The UK branch of the American commercial real estate company CBRE surveys 31 cities in Global Living: a city by city guide, examining characteristics such as the cost of living, the average income of its residents and price of property per square meter. Paris property prices in at 4th place.
Published on September 9th, the study is the “final research report in a series of comprehensive guides on the UK and international residential markets.”
In France specifically, despite the national economy having suffered in the post-financial crisis period along with much of Europe, “it has been steadily recovering” with the economy “expected to grow by 1.2% this year.” The report adds that “Paris is expected to outperform with forecast GDP growth of 1.4% for 2015.”
The study examines the Parisian property market’s key characteristics. One of its notable findings is that “the Paris property market is dominated by renters with only 33% of residents being owner occupiers.” What’s more, although the market has been weak of late, compared with long-term trends “sales have picked up, increasing by 12% with around 28,600 sales” last year.
Paris real estate prices remain high, at 8017 euros per square meter on average. CBRE also observed a recent surge in overseas investors, noting that Paris is now attracting more foreign property buyers than it has in over 15 years.
Regarding other cities surveyed, Hong-Kong continues its reign as having the most expensive residential real estate in the world. Property in the Southeast Asian metropolis averages 13,707 euros per square meter.
London comes in second with an average price per square meter of 9921 euros. The study reports that “following the financial crisis, the central London property market rebounded quickly, with residential prices increasing by 86% since the trough in 2009”. Prices have increased in the British capital’s suburbs, but not as drastically — 63% since 2009. According to CBRE, the price gap between central London and the periphery has narrowed.

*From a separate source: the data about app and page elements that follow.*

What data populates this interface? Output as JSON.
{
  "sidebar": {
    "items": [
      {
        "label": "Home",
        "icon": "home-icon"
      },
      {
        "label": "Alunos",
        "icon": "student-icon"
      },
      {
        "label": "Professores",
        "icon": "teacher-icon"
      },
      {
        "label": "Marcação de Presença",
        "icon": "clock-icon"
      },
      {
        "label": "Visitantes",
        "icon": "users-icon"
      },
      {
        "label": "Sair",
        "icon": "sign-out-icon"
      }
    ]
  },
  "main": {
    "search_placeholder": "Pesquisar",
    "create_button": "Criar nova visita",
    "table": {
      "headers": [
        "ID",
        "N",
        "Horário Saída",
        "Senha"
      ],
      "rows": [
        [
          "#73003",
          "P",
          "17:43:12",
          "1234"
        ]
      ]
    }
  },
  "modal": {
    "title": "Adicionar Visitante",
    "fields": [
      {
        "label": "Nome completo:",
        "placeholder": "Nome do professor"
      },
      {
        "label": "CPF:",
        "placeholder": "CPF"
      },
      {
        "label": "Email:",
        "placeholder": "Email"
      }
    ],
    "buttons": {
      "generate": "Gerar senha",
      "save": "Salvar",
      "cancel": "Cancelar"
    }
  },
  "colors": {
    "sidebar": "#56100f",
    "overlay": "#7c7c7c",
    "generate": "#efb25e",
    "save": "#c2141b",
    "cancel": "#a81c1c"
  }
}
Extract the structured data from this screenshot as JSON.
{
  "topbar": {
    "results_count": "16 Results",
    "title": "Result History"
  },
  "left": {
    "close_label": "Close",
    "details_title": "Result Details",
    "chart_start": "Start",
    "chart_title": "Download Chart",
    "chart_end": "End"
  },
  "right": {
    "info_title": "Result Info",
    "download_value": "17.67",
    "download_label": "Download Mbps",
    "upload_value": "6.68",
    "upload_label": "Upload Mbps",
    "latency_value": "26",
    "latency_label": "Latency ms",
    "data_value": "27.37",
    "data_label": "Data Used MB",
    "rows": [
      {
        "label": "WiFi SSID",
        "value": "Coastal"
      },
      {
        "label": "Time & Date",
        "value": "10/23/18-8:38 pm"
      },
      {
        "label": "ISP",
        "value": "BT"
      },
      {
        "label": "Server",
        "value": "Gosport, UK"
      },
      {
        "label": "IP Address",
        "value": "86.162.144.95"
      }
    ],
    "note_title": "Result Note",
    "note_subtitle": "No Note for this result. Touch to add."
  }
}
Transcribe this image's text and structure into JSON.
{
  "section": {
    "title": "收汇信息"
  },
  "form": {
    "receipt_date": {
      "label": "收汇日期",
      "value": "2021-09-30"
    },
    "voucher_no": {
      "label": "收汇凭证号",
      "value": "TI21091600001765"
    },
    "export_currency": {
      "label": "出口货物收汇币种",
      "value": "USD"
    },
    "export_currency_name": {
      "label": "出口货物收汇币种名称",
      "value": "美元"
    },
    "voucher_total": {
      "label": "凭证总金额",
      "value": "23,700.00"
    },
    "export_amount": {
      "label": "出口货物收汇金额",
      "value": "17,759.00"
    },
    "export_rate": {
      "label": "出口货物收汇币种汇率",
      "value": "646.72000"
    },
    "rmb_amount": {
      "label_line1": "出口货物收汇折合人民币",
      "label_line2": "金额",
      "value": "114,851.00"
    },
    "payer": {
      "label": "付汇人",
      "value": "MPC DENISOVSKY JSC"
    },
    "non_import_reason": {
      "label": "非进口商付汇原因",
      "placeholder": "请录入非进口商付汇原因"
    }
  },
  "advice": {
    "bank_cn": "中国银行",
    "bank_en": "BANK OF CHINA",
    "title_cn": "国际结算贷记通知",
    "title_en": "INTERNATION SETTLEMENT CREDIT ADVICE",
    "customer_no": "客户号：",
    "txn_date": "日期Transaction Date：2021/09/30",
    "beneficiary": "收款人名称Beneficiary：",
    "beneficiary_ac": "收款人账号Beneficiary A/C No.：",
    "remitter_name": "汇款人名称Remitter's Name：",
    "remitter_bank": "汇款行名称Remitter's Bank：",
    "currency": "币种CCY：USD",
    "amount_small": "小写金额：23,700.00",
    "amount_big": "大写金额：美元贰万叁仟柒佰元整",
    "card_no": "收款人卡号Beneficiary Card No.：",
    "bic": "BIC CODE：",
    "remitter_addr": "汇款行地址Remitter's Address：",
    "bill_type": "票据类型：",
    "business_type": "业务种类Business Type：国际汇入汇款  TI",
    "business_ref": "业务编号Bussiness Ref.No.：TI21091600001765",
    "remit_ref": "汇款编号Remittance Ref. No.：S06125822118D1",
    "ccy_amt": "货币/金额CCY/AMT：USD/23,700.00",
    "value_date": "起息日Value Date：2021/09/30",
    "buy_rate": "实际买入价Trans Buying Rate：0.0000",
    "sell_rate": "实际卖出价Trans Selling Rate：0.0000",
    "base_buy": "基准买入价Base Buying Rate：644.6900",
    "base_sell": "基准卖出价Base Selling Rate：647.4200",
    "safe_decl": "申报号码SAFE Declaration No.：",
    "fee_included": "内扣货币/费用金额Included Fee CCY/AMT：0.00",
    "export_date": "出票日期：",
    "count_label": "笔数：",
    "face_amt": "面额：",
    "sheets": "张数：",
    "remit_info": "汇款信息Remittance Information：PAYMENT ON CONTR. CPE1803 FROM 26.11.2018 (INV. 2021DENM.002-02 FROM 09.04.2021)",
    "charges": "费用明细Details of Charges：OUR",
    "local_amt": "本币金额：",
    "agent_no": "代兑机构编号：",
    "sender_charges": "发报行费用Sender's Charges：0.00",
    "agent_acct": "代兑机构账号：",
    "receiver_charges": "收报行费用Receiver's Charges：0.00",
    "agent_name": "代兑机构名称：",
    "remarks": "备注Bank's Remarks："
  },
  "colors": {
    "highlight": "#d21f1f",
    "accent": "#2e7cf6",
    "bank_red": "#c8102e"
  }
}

New York ranks third, with property costing 8162 euros per m2. CBRE notes that the New York “property market is more or less at its pre-crash strength and last year there were 135,000 transactions, which is broadly in line with its ten year average level”.
Singapore came in fifth place (with an average of 7830 euros per m2), followed by Tokyo (6757€/m2), Los Angeles (6500€/m2), Milan (5275€/m2), Rome (5071€/m2) and Edinburgh (4958€/m2).
Head of Residential Research at CBRE Jennet Siebrits comments: “Globalization has meant our property markets are more integrated than ever before … but our major cities haven’t lost what makes them distinctive and special.”
Photo credit: Flickr / Davide Restivo